End Notes:

[1] In most of the country, HUD groups a number of counties in a single FMR area.  For comparisons of 2004 and proposed 2005 FMRs in every county, see  In the New England states however, until now FMR areas have consisted of various cities and towns, without strict regard to county lines.  The proposed 2005 FMRs would redraw all the FMR areas in New England using county boundaries.  This radical change would cause particularly extreme increases and decreases in FMRs for particular cities and towns.  For a comparison of the 2004 and proposed 2005 FMRs in Massachusetts, see

[2] HUD has given no indication that it reviewed OMB’s new metropolitan area definitions to determine whether they accurately represent the boundaries of housing markets.

[3] A detailed discussion of changes in FMR area boundaries and HUD’s methodology for calculating FMRs, together with a set of recommendation on those issues, is contained in technical comments submitted to HUD on September 7, 2004 by the Center on Budget and Policy Priorities and ten other organizations.  Those comments are available on the internet at

[4]  According to HUD’s schedule, surveys for 24 metropolitan areas are due to be conducted in August, 25 in September, and 21 in October.

[5] See OMB Guidance of Uses of Statistical Area Definitions, February 18, 2004, page 1,

In cases where there is no statutory requirement and an agency elects to use the Metropolitan, Micropolitan, or Combined Statistical Area definitions in nonstatistical programs, it is the sponsoring agency's responsibility to ensure that the definitions are appropriate for such use.
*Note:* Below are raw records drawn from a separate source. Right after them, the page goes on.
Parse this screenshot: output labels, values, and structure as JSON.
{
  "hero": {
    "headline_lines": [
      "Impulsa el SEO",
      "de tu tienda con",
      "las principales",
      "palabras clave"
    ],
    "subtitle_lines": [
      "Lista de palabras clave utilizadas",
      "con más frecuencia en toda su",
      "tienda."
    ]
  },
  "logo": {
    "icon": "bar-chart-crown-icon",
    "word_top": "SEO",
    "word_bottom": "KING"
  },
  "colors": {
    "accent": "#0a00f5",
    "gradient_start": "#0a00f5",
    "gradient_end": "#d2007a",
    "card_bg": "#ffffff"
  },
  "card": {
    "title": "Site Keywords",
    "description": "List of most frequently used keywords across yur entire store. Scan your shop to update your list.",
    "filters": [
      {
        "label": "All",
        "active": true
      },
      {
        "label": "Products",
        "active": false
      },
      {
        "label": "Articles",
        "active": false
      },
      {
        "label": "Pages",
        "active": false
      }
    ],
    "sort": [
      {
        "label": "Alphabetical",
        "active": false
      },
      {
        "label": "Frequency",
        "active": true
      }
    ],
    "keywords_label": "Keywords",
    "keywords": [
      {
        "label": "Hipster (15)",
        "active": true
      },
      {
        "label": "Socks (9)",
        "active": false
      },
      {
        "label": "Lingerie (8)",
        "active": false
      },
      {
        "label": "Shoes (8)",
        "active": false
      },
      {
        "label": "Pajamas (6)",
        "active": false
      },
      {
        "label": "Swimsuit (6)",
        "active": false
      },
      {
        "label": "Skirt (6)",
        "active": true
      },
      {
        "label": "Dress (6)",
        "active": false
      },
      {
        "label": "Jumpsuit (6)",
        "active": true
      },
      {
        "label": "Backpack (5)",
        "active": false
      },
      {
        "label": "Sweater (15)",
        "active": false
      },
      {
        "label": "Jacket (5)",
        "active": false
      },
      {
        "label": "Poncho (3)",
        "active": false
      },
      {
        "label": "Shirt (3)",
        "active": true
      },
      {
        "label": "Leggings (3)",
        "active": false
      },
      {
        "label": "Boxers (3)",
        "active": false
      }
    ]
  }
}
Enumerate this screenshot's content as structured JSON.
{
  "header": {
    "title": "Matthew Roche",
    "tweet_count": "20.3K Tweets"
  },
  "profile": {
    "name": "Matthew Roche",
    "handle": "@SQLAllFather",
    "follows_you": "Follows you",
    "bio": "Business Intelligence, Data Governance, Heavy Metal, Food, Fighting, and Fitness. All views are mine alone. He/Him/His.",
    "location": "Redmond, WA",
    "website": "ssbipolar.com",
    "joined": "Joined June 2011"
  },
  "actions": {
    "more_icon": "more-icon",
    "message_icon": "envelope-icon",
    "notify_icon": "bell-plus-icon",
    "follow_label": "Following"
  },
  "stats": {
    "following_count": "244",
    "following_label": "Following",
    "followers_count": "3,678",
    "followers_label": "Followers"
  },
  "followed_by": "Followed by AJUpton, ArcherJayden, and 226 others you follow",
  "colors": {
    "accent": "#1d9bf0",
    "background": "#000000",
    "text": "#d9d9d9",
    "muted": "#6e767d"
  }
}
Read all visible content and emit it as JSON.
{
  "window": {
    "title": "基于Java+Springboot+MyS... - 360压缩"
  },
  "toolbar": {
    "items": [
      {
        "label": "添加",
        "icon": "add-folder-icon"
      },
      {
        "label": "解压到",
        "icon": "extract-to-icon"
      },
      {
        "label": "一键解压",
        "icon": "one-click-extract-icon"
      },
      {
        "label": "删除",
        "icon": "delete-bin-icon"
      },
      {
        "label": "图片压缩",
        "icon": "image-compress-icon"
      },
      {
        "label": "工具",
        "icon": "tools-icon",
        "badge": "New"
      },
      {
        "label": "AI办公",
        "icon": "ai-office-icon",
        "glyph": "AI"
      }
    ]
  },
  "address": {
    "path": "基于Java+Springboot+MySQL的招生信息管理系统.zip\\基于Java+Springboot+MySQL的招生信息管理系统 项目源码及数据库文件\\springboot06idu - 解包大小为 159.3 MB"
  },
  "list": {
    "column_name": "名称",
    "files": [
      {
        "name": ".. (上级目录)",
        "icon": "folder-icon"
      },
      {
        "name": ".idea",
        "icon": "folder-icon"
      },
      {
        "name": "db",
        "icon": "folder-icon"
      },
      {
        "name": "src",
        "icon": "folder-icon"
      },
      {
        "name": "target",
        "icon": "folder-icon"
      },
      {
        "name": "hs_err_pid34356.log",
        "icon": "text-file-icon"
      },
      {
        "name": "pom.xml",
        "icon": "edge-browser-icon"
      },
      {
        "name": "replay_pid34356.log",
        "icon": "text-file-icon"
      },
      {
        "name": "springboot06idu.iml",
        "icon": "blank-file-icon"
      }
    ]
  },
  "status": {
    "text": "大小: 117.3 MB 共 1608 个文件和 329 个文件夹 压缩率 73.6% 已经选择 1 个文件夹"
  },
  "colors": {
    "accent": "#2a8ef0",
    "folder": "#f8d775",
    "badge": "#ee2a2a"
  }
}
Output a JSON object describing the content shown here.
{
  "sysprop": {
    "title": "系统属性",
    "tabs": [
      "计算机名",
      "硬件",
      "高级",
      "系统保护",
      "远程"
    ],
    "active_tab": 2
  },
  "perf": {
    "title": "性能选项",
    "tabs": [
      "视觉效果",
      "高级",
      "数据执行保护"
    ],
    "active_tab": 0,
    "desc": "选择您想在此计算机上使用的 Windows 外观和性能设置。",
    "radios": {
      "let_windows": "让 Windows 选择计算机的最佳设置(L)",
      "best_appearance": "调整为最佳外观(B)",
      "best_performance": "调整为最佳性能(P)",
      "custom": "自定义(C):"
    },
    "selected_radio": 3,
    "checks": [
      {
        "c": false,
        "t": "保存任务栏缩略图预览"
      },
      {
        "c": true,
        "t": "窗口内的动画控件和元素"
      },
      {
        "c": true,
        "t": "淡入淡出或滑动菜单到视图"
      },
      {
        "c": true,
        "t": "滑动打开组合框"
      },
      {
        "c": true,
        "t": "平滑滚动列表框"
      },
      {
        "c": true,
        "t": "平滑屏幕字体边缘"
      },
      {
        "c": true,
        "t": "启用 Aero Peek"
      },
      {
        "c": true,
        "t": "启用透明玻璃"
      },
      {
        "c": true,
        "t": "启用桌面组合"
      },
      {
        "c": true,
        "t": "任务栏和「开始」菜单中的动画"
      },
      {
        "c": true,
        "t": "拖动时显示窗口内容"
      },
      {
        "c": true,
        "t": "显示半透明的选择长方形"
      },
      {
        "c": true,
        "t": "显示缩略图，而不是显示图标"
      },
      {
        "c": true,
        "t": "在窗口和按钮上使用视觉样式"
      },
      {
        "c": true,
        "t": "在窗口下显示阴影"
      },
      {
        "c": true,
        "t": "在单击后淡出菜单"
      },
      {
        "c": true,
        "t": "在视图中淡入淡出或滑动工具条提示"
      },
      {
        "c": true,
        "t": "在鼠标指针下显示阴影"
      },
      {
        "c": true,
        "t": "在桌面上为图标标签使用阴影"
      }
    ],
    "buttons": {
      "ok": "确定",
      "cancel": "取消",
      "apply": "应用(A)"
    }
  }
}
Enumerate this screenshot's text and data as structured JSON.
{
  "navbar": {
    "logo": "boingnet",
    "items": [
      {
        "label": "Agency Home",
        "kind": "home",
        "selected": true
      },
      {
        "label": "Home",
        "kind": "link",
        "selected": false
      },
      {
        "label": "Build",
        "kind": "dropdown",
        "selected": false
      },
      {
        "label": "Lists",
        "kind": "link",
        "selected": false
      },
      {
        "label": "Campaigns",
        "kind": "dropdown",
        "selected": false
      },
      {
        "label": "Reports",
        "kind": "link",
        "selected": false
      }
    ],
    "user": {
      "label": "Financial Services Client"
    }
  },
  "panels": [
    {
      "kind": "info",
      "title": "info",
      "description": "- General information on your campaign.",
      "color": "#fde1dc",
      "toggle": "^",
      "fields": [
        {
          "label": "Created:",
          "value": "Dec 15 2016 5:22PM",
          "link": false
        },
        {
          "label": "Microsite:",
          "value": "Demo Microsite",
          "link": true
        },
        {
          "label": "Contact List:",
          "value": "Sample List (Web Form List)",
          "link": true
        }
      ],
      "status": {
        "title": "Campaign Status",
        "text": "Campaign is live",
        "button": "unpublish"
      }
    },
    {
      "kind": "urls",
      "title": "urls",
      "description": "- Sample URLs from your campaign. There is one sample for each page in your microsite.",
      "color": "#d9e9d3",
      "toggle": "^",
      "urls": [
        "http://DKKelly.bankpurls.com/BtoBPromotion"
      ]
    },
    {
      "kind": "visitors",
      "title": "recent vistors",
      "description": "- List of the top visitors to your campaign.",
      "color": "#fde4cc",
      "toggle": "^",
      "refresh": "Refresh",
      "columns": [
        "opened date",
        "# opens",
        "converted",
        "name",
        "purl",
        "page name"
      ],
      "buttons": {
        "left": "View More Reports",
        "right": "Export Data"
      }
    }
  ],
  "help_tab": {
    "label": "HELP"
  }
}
When an agency is publishing for comment a proposed regulation that would use the definitions for a nonstatistical purpose, the agency should seek public comment on the proposed use. …In addition, in light of recent changes to the statistical area definitions, OMB urges Federal agencies that use the statistical areas for allocating program funds to provide information to the public on their plans and schedules for using the new definitions.  (Emphasis added.)

[6] In rejecting requests from commenters in 2001 to revise the geographic area used to set the FMR to separate higher cost from lower cost areas, HUD relied on its ability to offset resulting lower FMRs for large areas by allowing agencies in the higher cost portion of FMR areas to provide maximum voucher payments above 110 percent, or even 120 percent, of the FMR. See 66 Federal Register 50026 (October 1, 2001).  Since at least the fall of 2003, HUD has refused to exercise this discretionary authority.

[7] Since the late 1990s, HUD regulations have provided this grace period in order to allow families time to find another unit if they would rather move than shoulder the increased rent burdens that result from a reduction in the maximum voucher payment. Senior HUD staff have indicated, however, that they are considering removing this protection in order to reduce voucher costs.

[8] Under program rules, reductions in the FMR that occur after HOME funds have been committed to a project do not reduce the amount of rent that owners can charge.

[9] Section 8(c)(1) of the U.S. Housing Act requires HUD to publish FMRs for effect each October 1, “based on the most recent available data.”  As described below, when HUD has not been able to make a final determination by October 1 using recent data, it has published the prior year’s FMRs for effect in the new fiscal year and then adjusted them in the following months.